— What you are asked to do —
Please find the lines in the entries below that contain the word "active", and copy each one.

Given entries section start

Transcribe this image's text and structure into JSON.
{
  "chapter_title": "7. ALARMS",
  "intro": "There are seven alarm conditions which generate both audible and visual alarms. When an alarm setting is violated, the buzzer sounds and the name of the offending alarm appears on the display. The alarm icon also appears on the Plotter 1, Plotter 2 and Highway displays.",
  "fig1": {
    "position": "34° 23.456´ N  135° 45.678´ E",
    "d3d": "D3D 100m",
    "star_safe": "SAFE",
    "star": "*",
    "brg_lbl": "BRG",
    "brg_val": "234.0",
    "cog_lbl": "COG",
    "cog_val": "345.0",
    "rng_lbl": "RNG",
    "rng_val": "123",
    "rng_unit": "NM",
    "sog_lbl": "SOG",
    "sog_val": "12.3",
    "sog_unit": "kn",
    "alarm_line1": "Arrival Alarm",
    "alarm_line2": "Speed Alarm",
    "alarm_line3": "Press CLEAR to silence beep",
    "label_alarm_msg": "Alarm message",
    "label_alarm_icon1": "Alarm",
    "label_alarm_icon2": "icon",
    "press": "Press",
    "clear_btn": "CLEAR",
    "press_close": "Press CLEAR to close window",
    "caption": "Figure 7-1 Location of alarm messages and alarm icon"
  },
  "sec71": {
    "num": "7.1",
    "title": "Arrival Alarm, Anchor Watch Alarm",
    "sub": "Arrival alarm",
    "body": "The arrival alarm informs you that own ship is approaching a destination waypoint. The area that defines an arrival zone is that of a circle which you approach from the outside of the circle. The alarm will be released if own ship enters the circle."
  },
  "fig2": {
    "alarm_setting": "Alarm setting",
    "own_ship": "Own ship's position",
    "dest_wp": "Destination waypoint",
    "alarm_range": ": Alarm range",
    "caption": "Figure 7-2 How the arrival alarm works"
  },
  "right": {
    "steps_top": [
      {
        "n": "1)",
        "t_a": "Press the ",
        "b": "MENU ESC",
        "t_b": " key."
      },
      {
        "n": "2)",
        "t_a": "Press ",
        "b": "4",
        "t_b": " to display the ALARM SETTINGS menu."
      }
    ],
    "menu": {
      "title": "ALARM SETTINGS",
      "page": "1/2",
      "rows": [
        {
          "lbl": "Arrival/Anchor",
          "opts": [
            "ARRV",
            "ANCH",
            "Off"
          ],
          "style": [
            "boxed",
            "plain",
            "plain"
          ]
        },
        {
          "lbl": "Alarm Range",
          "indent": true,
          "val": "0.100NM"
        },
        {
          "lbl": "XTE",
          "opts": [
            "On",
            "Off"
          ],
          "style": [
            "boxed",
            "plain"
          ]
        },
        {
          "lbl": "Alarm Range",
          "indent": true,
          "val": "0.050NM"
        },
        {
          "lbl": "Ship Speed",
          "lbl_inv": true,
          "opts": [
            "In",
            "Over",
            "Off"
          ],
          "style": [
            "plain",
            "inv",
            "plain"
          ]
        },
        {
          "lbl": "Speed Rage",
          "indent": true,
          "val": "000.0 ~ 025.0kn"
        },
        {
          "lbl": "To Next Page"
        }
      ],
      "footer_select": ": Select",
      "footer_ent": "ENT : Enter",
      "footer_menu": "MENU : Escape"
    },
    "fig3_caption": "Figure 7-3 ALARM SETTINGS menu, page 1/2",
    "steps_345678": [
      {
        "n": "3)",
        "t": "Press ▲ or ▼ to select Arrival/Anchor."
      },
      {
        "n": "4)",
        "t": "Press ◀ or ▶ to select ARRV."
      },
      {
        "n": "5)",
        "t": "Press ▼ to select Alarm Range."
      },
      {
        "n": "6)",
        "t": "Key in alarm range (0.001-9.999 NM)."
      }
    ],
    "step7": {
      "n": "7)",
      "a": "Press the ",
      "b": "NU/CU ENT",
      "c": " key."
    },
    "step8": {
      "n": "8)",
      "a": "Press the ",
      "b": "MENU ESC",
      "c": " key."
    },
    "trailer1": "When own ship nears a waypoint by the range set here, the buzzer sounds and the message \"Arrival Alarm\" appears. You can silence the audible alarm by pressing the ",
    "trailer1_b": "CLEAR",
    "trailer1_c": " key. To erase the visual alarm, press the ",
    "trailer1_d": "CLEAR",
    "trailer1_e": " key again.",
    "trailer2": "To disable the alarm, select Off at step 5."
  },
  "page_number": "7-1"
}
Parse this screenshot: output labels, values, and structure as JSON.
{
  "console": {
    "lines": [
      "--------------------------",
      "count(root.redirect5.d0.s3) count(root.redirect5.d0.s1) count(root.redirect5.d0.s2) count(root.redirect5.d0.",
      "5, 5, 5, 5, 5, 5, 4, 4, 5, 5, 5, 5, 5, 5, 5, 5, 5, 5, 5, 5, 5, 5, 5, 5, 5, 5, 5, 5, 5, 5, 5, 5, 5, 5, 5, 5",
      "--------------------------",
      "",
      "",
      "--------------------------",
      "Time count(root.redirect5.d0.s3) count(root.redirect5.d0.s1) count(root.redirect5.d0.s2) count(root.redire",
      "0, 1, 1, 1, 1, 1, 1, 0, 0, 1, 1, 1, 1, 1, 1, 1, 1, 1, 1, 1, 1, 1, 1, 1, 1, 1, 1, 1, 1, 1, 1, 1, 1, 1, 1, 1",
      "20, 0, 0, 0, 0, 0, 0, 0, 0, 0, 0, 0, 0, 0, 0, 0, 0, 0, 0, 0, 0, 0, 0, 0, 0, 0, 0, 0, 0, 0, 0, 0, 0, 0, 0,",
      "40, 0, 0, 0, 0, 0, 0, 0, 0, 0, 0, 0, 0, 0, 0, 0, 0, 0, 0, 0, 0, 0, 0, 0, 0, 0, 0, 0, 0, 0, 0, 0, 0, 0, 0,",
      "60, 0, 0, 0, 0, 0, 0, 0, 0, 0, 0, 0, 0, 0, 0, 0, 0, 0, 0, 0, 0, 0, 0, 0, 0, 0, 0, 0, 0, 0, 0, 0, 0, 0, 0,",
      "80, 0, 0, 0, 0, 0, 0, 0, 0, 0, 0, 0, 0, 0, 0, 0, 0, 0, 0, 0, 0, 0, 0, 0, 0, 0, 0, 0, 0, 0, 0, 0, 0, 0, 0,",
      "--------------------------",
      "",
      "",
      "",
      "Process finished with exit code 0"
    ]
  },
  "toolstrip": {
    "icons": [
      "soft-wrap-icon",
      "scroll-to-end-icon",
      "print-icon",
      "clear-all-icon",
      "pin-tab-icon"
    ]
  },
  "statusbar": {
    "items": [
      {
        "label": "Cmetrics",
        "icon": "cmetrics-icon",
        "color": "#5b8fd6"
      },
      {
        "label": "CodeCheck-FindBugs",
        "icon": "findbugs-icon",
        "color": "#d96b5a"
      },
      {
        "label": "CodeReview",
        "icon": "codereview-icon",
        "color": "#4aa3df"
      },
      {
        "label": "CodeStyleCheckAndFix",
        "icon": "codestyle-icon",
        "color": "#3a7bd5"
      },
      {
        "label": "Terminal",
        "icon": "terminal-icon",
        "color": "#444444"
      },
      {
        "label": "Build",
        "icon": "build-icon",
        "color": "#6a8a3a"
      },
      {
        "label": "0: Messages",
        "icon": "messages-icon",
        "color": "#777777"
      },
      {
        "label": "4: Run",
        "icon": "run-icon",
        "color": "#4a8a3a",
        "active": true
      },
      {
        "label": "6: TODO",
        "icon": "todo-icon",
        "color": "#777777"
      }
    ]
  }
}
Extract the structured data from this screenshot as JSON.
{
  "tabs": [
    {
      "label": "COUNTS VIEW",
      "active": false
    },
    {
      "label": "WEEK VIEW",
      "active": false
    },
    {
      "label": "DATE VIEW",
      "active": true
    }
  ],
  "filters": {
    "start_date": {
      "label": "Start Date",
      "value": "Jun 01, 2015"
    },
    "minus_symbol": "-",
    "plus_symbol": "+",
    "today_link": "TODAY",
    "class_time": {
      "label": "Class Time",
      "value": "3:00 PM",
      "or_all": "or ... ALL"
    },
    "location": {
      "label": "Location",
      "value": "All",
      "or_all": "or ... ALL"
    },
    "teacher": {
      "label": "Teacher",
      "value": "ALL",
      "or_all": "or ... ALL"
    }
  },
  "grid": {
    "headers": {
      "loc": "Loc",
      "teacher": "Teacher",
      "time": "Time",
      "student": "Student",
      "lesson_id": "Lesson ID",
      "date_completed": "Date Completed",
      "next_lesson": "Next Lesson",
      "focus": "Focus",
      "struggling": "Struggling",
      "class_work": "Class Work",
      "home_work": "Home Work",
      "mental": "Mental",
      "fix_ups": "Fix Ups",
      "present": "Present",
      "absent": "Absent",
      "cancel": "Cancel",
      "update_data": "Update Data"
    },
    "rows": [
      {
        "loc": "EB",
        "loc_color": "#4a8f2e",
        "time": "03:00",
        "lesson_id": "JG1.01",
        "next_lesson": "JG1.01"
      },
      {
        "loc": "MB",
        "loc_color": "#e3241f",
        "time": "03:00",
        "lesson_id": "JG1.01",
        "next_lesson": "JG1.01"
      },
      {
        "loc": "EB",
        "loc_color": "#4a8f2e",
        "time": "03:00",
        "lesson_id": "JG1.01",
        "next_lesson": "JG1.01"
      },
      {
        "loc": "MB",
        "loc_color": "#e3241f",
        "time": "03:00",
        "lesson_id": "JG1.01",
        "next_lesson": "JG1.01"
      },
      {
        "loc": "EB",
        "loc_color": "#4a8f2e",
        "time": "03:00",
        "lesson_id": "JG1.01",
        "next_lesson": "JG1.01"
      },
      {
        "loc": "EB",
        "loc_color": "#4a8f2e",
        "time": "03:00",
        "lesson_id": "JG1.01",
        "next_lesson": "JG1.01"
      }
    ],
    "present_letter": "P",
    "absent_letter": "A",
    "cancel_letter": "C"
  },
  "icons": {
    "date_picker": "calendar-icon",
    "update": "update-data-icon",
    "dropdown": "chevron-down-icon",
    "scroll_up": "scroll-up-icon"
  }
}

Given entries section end

— Task solution —
        "active": true
      "active": false
      "active": false
      "active": true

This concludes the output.